Antonov An-225

Antonov An-225, biggest plane in the world. What a brute. I can't help but think of the responsibility one must feel landing such a mofo.
As one might figure, it's a re-purposed military vehicle. It can carry over 250 tonnes of cargo and has 240 records in the Guiness'.

Good vibrations

Unfortunately without any financial kickbacks to myself, I nevertheless want to recommend the Oral-B Pulsar toothbrush.

It is not only the best and most comfortable toothbrush I've ever used, but it has added uses, especially for single ladies who don't care for the complications of casual male companionship. I have it on good authority that the vibrations from this thing are really top quality. And it won't embarrass you if found by strangers.

Blue/green illusion

[Thanks to Carter.]
This is one of the best illusions of color I've seen. The green and blue spirals are the same color! I had to use Photoshop to confirm it to believe it. Is our perception of color really that untrustworthy? Wow.
From here and originally here.

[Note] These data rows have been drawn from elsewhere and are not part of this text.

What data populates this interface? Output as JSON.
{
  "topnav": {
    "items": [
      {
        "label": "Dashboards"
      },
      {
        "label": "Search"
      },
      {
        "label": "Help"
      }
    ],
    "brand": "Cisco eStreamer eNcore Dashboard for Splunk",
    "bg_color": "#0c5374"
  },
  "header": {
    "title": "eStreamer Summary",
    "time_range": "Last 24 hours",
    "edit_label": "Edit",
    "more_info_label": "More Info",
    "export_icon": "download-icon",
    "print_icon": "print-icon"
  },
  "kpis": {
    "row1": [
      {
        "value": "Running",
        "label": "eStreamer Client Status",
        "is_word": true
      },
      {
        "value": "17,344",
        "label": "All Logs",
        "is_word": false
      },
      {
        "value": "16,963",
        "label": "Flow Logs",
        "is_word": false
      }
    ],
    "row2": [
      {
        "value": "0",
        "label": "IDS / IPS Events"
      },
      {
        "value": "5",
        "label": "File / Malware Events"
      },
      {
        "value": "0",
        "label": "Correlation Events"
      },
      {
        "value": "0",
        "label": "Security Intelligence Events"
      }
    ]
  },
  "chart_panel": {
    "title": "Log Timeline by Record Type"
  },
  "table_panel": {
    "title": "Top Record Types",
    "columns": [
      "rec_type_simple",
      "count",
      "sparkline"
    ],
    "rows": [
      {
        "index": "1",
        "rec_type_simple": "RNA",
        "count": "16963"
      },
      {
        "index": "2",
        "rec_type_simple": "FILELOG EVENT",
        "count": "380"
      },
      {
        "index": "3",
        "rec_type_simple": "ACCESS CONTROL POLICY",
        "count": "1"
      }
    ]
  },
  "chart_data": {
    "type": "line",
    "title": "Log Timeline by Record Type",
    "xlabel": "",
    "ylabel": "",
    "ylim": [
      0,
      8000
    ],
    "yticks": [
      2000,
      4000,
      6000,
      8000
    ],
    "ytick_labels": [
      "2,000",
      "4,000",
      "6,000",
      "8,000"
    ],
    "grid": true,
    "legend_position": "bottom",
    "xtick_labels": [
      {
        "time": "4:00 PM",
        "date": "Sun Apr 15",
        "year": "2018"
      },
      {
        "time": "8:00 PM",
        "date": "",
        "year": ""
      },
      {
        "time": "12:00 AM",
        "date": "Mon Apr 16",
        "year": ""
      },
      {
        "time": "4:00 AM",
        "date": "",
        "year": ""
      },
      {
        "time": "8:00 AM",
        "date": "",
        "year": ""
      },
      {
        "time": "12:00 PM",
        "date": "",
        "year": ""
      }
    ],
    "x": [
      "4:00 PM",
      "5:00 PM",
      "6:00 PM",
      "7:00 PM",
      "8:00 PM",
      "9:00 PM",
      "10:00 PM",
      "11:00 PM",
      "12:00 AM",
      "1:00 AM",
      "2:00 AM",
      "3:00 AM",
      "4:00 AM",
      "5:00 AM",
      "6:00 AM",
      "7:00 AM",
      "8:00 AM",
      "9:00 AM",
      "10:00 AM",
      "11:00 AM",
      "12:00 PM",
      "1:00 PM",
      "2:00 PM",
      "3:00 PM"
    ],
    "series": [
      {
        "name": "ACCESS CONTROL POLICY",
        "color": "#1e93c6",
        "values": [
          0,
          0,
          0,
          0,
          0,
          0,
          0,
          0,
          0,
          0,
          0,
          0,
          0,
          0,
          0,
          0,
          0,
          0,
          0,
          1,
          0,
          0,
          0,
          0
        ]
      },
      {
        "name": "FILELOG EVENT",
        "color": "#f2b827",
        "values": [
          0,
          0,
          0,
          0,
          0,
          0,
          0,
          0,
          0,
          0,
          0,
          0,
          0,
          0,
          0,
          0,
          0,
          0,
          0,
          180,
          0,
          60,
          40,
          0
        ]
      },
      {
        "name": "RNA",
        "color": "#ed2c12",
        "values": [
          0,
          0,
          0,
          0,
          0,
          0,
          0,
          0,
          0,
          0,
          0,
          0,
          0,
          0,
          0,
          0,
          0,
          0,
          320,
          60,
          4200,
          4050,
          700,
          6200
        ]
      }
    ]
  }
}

Here's a similar one, perhaps even more remarkable. The hearts are all the same color. (As usual, click on it for full version.)

Sunday, July 19, 2009

Tom Jones question

OK, so this might be a bit compulsive, but this is driving me nuts:

"It's not unusual to be loved by anyone"

... isn't that ungrammatical? Shouldn't it be "someone"? And if I'm right, can you explain it simply?

Update, Thanks to all commenters so far, especially Environs. I think I'm getting the idea... "someone/somebody" means there's a person as opposed to no person. (You'd say "there's someone by the door", you wouldn't say "there's anyone by the door".) "Anyone/anybody" means there's a person, and it's unspecified or unimportant who it is. Since the song is talking about being loved at all rather than about who is doing the lovin', it should "someone", not "anyone".
(Of course the reason he uses "anyone" is that otherwise the line is a syllable short.)

Of course, in a world where everybody says the sun is going down when it's actually the horizon coming up, what can you do?

Update: talking about grammar, if anybody is destroying it, it's newspapers. Fetching my milk this morning, I saw a headline (I don't pay for newspaper, if I want to get lied to and insulted, I have friends who'll do it for free)...
what they supposedly meant was that one of Michael Jackson's brothers is accusing a medical doctor of murder or manslaughter.
What came out was: "Jacko bro names killer doc".


"As an adolescent I aspired to lasting fame, I craved factual certainty, and I thirsted for a meaningful vision of human life - so I became a scientist. This is like becoming an archbishop so you can meet girls."
-- M. Cartmill